CD – Kanser, Two For One
For a group that’s been around as long as Kanser, a record like Two for One could seem like a bad omen. On their first release in two years, South Side rappers Big Zach and Unicus combine two separate EPs and present them back-to-back as one album. Surprisingly, considering the two MCs never collaborate and use four different producers, the album flows well. In fact, rather than making it look like they’re splitting apart, Two for One sees Kanser embracing their role as a local institution and inviting others to join the party.
What ties the two halves together is their persistent sense of fun, an attitude exemplified on Big Zach’s “Positive Punchlines.” A reflection on cheating, drugs, and his (lack of) responsibility as he grows older, “Punchlines” is a laid-back, upbeat song with spare but fresh production. Zach’s narrative style also provides the album’s comedic highlight with “Hey, I’m Cold Down Here,” a story about a booty call gone wrong.
The most pleasant surprise of Zach’s half is the way it showcases Alicia Steele, whose backup vocals are featured prominently throughout. The sister of Roster McCabe’s singer, Alex, Steele’s saucy attitude and brash, assertive voice bolsters Zach’s rhymes, and she proves more than able to hold her own when she takes center stage on “Son Don’t Remember.”
Unicus’s side builds on Zach’s with an island vibe and party atmosphere. While Zach is reflective, Unicus is celebratory, with songs like “Don’t Mean a Ting” relying on sunny production and a number of guest appearances, including ones from Natalie Fine and Josh “Jellyfish” Holmgren of More Than Lights.
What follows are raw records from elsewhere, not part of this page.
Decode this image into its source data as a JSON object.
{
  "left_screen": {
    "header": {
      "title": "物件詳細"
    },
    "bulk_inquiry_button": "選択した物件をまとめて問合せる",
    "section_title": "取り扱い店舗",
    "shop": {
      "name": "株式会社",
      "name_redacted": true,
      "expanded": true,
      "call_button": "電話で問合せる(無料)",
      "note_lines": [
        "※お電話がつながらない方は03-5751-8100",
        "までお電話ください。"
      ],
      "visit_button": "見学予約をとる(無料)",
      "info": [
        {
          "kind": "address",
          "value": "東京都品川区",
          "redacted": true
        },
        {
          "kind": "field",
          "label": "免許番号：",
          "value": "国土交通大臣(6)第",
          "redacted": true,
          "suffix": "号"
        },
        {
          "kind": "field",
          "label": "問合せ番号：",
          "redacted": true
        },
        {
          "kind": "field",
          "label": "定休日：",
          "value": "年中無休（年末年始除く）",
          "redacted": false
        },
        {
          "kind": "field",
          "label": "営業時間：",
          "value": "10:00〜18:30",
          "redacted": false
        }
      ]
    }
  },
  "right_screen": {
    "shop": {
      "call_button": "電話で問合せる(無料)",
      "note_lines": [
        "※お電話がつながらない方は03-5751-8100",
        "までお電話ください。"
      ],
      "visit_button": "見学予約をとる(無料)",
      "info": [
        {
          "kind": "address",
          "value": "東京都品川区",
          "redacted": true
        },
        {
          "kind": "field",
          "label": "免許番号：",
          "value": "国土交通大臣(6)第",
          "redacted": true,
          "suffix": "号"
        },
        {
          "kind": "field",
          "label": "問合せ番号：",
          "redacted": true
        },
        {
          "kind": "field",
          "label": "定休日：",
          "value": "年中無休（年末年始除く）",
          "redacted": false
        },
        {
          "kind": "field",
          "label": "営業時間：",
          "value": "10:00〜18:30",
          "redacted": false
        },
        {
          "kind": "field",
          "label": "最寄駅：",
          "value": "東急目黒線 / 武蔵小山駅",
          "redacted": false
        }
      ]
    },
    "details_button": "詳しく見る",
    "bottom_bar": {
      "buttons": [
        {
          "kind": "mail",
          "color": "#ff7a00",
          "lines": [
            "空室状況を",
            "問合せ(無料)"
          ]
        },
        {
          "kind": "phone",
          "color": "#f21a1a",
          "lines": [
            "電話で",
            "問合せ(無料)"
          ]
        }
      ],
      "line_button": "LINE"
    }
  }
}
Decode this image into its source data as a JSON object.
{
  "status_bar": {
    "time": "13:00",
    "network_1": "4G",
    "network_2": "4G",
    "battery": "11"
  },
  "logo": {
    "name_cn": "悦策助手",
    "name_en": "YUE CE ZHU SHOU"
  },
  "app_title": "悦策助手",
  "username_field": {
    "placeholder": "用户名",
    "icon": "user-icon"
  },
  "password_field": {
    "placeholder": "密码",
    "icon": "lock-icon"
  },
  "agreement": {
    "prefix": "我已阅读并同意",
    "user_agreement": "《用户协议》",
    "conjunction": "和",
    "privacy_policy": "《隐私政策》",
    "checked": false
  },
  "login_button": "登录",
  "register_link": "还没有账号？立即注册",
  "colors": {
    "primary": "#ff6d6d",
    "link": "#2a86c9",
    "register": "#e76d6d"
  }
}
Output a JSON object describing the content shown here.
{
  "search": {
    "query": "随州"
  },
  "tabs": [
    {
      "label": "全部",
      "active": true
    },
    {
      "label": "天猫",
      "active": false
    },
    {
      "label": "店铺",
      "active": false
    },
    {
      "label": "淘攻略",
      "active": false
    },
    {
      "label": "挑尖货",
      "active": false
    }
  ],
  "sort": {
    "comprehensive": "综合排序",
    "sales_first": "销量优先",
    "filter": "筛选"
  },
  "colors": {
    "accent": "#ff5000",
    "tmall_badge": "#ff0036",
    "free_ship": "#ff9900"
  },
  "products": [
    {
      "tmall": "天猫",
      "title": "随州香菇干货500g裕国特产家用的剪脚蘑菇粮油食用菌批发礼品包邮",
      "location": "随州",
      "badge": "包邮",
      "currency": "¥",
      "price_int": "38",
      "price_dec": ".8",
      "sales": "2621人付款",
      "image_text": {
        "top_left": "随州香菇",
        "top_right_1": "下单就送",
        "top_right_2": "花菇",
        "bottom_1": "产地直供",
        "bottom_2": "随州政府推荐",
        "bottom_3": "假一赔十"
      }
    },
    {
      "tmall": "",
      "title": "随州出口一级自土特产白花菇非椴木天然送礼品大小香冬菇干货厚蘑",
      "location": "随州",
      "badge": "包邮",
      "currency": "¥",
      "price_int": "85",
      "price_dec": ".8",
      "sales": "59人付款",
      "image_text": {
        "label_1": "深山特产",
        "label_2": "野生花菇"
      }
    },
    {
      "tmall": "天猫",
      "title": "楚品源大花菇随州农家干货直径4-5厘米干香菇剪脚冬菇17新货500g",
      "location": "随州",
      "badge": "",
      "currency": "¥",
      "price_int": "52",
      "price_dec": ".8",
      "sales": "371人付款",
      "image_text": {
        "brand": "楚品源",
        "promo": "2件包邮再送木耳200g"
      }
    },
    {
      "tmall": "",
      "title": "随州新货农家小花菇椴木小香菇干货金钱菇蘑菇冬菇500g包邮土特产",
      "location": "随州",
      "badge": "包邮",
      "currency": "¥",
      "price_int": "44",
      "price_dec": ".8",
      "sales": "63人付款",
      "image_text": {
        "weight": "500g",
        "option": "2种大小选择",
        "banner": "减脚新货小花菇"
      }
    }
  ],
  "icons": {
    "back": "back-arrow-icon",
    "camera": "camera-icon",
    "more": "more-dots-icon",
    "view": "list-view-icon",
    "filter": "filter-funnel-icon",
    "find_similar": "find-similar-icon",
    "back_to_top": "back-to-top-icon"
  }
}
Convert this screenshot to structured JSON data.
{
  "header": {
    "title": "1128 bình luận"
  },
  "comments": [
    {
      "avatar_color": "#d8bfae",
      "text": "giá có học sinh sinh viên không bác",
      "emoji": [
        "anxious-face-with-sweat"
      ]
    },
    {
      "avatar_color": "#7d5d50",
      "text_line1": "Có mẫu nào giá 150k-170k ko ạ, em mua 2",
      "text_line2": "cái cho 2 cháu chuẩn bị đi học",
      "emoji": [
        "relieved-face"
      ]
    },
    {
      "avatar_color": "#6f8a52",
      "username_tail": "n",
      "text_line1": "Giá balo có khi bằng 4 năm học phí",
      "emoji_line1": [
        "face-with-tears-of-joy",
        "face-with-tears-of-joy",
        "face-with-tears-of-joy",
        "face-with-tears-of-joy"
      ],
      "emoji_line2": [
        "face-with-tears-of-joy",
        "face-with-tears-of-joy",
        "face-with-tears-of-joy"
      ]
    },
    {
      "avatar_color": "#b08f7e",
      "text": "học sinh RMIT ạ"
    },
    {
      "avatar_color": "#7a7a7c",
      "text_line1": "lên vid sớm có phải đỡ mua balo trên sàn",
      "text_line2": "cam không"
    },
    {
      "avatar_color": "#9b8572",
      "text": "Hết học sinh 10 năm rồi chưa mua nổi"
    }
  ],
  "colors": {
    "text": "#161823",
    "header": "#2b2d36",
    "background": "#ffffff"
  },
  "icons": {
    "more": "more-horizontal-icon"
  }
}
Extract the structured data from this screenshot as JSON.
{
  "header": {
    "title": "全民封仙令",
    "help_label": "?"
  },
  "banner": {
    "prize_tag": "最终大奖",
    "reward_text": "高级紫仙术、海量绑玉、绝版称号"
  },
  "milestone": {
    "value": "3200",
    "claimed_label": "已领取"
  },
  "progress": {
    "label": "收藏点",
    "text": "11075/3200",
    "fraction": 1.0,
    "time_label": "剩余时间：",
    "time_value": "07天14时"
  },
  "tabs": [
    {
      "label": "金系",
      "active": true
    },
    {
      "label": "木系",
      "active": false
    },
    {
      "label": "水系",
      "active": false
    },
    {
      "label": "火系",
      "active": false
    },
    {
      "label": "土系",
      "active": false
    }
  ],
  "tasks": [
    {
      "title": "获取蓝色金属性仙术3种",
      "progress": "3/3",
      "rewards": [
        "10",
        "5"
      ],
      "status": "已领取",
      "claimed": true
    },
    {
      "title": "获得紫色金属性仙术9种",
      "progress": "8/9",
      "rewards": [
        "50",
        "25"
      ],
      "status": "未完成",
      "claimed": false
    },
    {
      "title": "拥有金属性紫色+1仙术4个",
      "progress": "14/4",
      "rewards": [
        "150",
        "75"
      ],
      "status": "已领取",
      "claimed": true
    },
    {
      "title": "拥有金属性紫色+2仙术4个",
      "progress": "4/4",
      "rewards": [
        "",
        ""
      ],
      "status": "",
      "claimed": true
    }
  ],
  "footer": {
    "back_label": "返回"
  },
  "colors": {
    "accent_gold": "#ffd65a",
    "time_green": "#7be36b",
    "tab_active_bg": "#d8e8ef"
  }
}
Despite his fun-loving nature, Unicus also isn’t afraid to deal with social issues, as evidenced by “Push Up Ya Hands,” the most topical song here.
Inevitably, the combination of “Journey,” Unicus’s remembrance of growing up in Haiti, and the grim images in “So Much” that round off the album takes on extra resonance following last month’s tragic earthquake. However, for all its serious moments, Two for One is one of Kanser’s most joyous albums, one that takes time to celebrate simple pleasures and personal triumphs. It’s a victory lap no doubt, and, true to form, they want everyone to come along for the ride.
– By Jeff Gage, City Pages